Pablo NAVARRO Lab: Our projects

« Je ne puis pas donner la réalité des faits, je n’en puis présenter que l’ombre » 

Henri Beyle - Stendhal

The epigenetic foundation of gene expression heterogeneity:

Self-renewing ES cells display dramatic cell-to-cell variability in the expression level of key transcription factors such as Nanog. Whereas Nanog-positive cells self-renew efficiently, Nanog-negative cells are prone to differentiate. Although these two populations can dynamically inter-convert, very little is known about the underlying mechanisms. It is believed that Nanog fluctuations result from stochastic modifications of the activity of the pluripotency network, which is inhibited by Erk and Gsk3b signalling pathways. However, the Nanog-negative state can be inherited during several cell divisions. Thus, yet to describe mechanisms of mitotic inheritance may be involved in Nanog heterogeneity. We are currently exploring this possibility and have shown that a histone mark associated with gene repression is enriched at Nanog in undifferentiated ES cells. This enrichment is maintained during mitosis and lost upon inhibition of Erk and Gsk3b, correlating with the loss of Nanog-negative cells. This indicates that the mark that we have identified may be instrumental to maintain the negative state.


Epigenetic inheritance of the network's activity:

To maintain the undifferentiated state, ES cells need to keep silent differentiation genes. However, the genetic invalidation of key systems of epigenetic repression (Polycomb, H3K9 and CpG methylation) does not impair ES cells self-renewal. This suggests that silencing of developmental genes may be reestablished after each division owing to the highly efficient action of the pluripotency gene regulatory network. Under this context, the existence of a memory of gene activation would be particularly interesting to accelerate the re-establishment of the network upon re-entry into G1. We hypothesized that some pluripotency regulators may act as bookmarking factors by remaining bound to critical target genes during mitosis. This would enable the rapid and efficient re-establishment of the network after mitosis such that self-renewal is efficiently preserved. Using imaging and ChIP-Seq approaches we have identified one such pluripotency transcription factor, Esrrb. We are now pursuing our efforts to identify additional bookmarking factors in ES cells and to establish the regulatory principles underlying the mitotic epigenome. More recently, we have also started to address how replication impacts gene regulation in ES cells, and whether specific pluripotency regulators enable the reassembly of functional regulatory complexes after the passage of the fork.

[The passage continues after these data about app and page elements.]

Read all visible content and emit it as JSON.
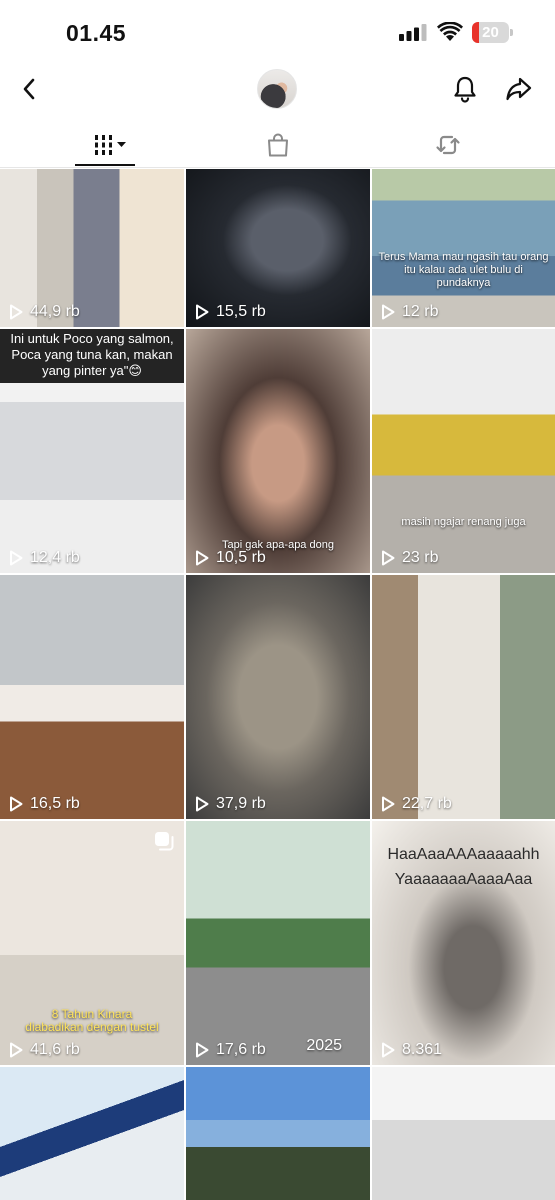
{
  "status_bar": {
    "time": "01.45",
    "battery": "20",
    "battery_level": 0.2,
    "battery_color": "#e8332b"
  },
  "header": {
    "back_icon": "chevron-left-icon",
    "bell_icon": "bell-icon",
    "share_icon": "share-arrow-icon"
  },
  "tabs": [
    {
      "icon": "videos-grid-icon",
      "active": true
    },
    {
      "icon": "shopping-bag-icon",
      "active": false
    },
    {
      "icon": "repost-icon",
      "active": false
    }
  ],
  "grid": {
    "tiles": [
      {
        "views": "44,9 rb"
      },
      {
        "views": "15,5 rb"
      },
      {
        "views": "12 rb",
        "caption": "Terus Mama mau ngasih tau orang itu kalau ada ulet bulu di pundaknya"
      },
      {
        "views": "12,4 rb",
        "caption_top": "Ini untuk Poco yang salmon, Poca yang tuna kan, makan yang pinter ya\"😊"
      },
      {
        "views": "10,5 rb",
        "caption": "Tapi gak apa-apa dong"
      },
      {
        "views": "23 rb",
        "caption": "masih ngajar renang juga"
      },
      {
        "views": "16,5 rb"
      },
      {
        "views": "37,9 rb"
      },
      {
        "views": "22,7 rb"
      },
      {
        "views": "41,6 rb",
        "caption_line1": "8 Tahun Kinara",
        "caption_line2": "diabadikan dengan tustel"
      },
      {
        "views": "17,6 rb",
        "year": "2025"
      },
      {
        "views": "8.361",
        "meme_line1": "HaaAaaAAAaaaaahh",
        "meme_line2": "YaaaaaaaAaaaAaa"
      },
      {},
      {},
      {}
    ]
  }
}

Esrrb on metaphase-stage ES cells
Mouse ES cell karyotype stained for Esrrb
Esrrb ChIP-Seq in interphase (blue) and mitosis (red)
RNA-Seq of one of our LASR candidates

The contribution of long non-coding RNAs to the network’s activity:

The study of ES cells has not escaped the recent explosion of regulatory lncRNA biology: from the thousands of lncRNAs that have been identified across the mouse genome a large subset is expressed in ES cells. Our goal is to identify “pluripotency lncRNAs” that would impact on ES cell biology as strongly as well established pluripotency transcription factors. We will focus on Nanog-mediated regulation as a tool to discover relevant lncRNAs. Indeed, among the three main pluripotency factors (Oct4, Sox2 and Nanog), only Nanog can be manipulated without dramatically affecting the ES cell transcriptome. Yet, within the very limited number of genes strictly dependent upon Nanog, highly relevant transcription factors such as Esrrb, Klf4, Rex1 and Prdm14 are found. We therefore postulate that within the potentially small number of Nanog-dependent lncRNAs, molecules as important as the aforementioned transcription factors should be easily identified. We are using RNA-Seq approaches to identify lncRNAs (LASR for Long-non-coding Associated to Self-Renewal) that respond to Nanog levels and are associated to the ground state of pluripotency. We are testing their functions using a combination of CRISPR-activation and -deletion studies.
RNA-FISH of one of our candidates (green), nextC1
Created by Pablo Navarro